Where most people find poetry confusing and convoluted, never fully grasping what the poet is trying to say, Mary Oliver used the natural world, interior revelations and small, daily observances to reach the reader. In a radio interview, she said that “poetry wishes for a community”. She wanted her words to find us.
Tonight, G found me struggling with anxiety. It was a state I’d hoped he’d never see me in. Not there. Not like that. And while it must have been a shock for him, his compassion and gentleness in the face of it made all the difference. He doesn’t yet know how much he helped.
There are things other people can do for me right now, and there are things only I can do for myself.
One day you finally knew
what you had to do, and began,
though the voices around you
their bad advice–
though the whole house
began to tremble
and you felt the old tug
at your ankles.
“Mend my life!”
each voice cried.
But you didn’t stop.
You knew what you had to do,
though the wind pried
with its stiff fingers
at the very foundations,
though their melancholy
It was already late
enough, and a wild night,
and the road full of fallen
branches and stones.
But little by little,
as you left their voices behind,
the stars began to burn
through the sheets of clouds,
and there was a new voice
which you slowly
recognized as your own,
that kept you company
as you strode deeper and deeper
into the world,
determined to do
the only thing you could do–
determined to save
the only life you could save.
It is fair to say that Mary Oliver, much like Leonard Cohen, has shown me how to live. Her words speak to you directly, straightforwardly, kindly and earnestly.
In sixty-nine days, G and I will stand in front of our friends, say some lovely words to each other and commit to continue to nurture this incredible relationship. We both know what it is to be betrayed and it makes us all the more grateful for second chances, love, and joy.

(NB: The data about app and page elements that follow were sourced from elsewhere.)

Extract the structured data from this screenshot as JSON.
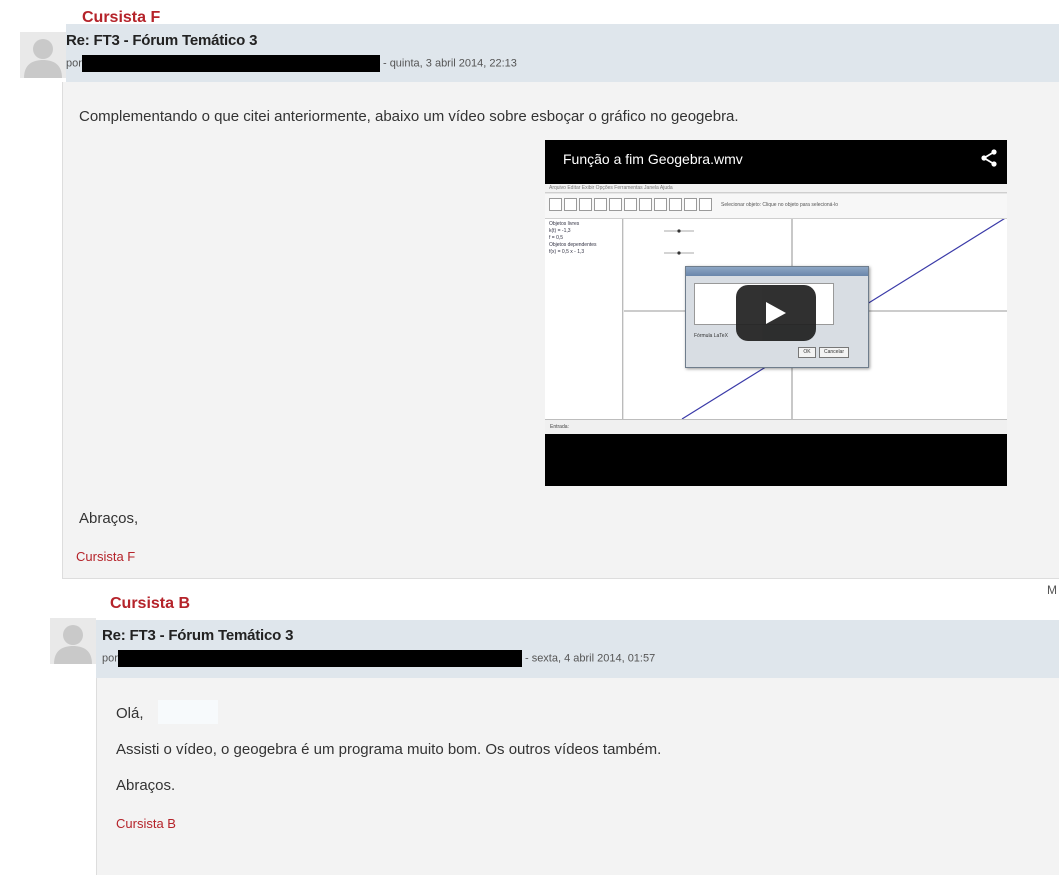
{
  "posts": [
    {
      "author_tag": "Cursista F",
      "subject": "Re: FT3 - Fórum Temático 3",
      "by_prefix": "por",
      "date": "- quinta, 3 abril 2014, 22:13",
      "paragraphs": [
        "Complementando o que citei anteriormente, abaixo um vídeo sobre esboçar o gráfico no geogebra."
      ],
      "closing": "Abraços,",
      "signature": "Cursista F",
      "video": {
        "title": "Função a fim Geogebra.wmv",
        "icon": "share-icon",
        "play_icon": "play-icon",
        "geogebra": {
          "menu": "Arquivo  Editar  Exibir  Opções  Ferramentas  Janela  Ajuda",
          "hint": "Selecionar objeto: Clique no objeto para selecioná-lo",
          "algebra_lines": [
            "Objetos livres",
            "k(t) = -1,3",
            "f = 0,5",
            "Objetos dependentes",
            "f(x) = 0,5 x - 1,3"
          ],
          "input_label": "Entrada:",
          "dialog_checkbox": "Fórmula LaTeX",
          "dialog_ok": "OK",
          "dialog_cancel": "Cancelar"
        }
      }
    },
    {
      "author_tag": "Cursista B",
      "subject": "Re: FT3 - Fórum Temático 3",
      "by_prefix": "por",
      "date": "- sexta, 4 abril 2014, 01:57",
      "paragraphs": [
        "Olá,",
        "Assisti o vídeo, o geogebra é um programa  muito bom. Os outros vídeos também.",
        "Abraços."
      ],
      "signature": "Cursista B"
    }
  ],
  "truncated_text": "M",
  "colors": {
    "author_red": "#b5232a",
    "header_bg": "#dfe6ec",
    "body_bg": "#f3f3f3",
    "redaction": "#000000"
  }
}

If you suddenly and unexpectedly feel joy, don’t hesitate. Give in to it. There are plenty of lives and whole towns destroyed or about to be. We are not wise, and not very often kind. And much can never be redeemed. Still life has some possibility left. Perhaps this is its way of fighting back, that sometimes something happened better than all the riches or power in the world. It could be anything, but very likely you notice it in the instant when love begins. Anyway, that’s often the case. Anyway, whatever it is, don’t be afraid of its plenty. Joy is not made to be a crumb.
Many Mondays have passed without music. As have all the Tuesdays, Wednesdays, Thursdays, Fridays, Saturdays and Sundays. There is little solace and much grief. I’m trapped inside a free-falling elevator plummeting to the bottom of the shaft and I don’t know when it is going to stop.
The heat of the day has been swept away by the storm. Light rain is spattering on the roof. And I am going to bed, again, to not sleep.
I cannot find a reference for the following verse, so if anyone knows who to credit for the below words, please let me know. I’d appreciate it.
“The Measure of a Man”
Not “How did he die?” But “How did he live?”
Not “What did he gain?” But “What did he give?”
Not “What was his station?” But “Had he a heart?”
And “How did he play his God-given part?”
Not “What was his shrine?” Nor “What was his creed?”
But “Had he befriended those really in need?”
Not “What did the piece in the newspaper say?”
But “How many were sorry when he passed away?”
Was he ever ready with a word of good cheer, to bring back a smile, to banish a tear?
These are the units to measure the worth,
Of a man as a man, regardless of birth.
A brown velvet nose presses into the crook of my elbow
Paws rest against my aching arm
Locked into position by his warm body
I shift, try to roll, uncomfortably
Today there is no comfort
Seven years old, my cat snores, not purrs
A soft gurgle, followed by
Chirpy, high-pitched wheezing
I worry I have given him lung cancer
From when I used to smoke
I worry he is in pain
And I don’t know
I worry he will get hit by a car
If he escapes outside
I worry how I will cope
When he dies
But I’ve never worried about him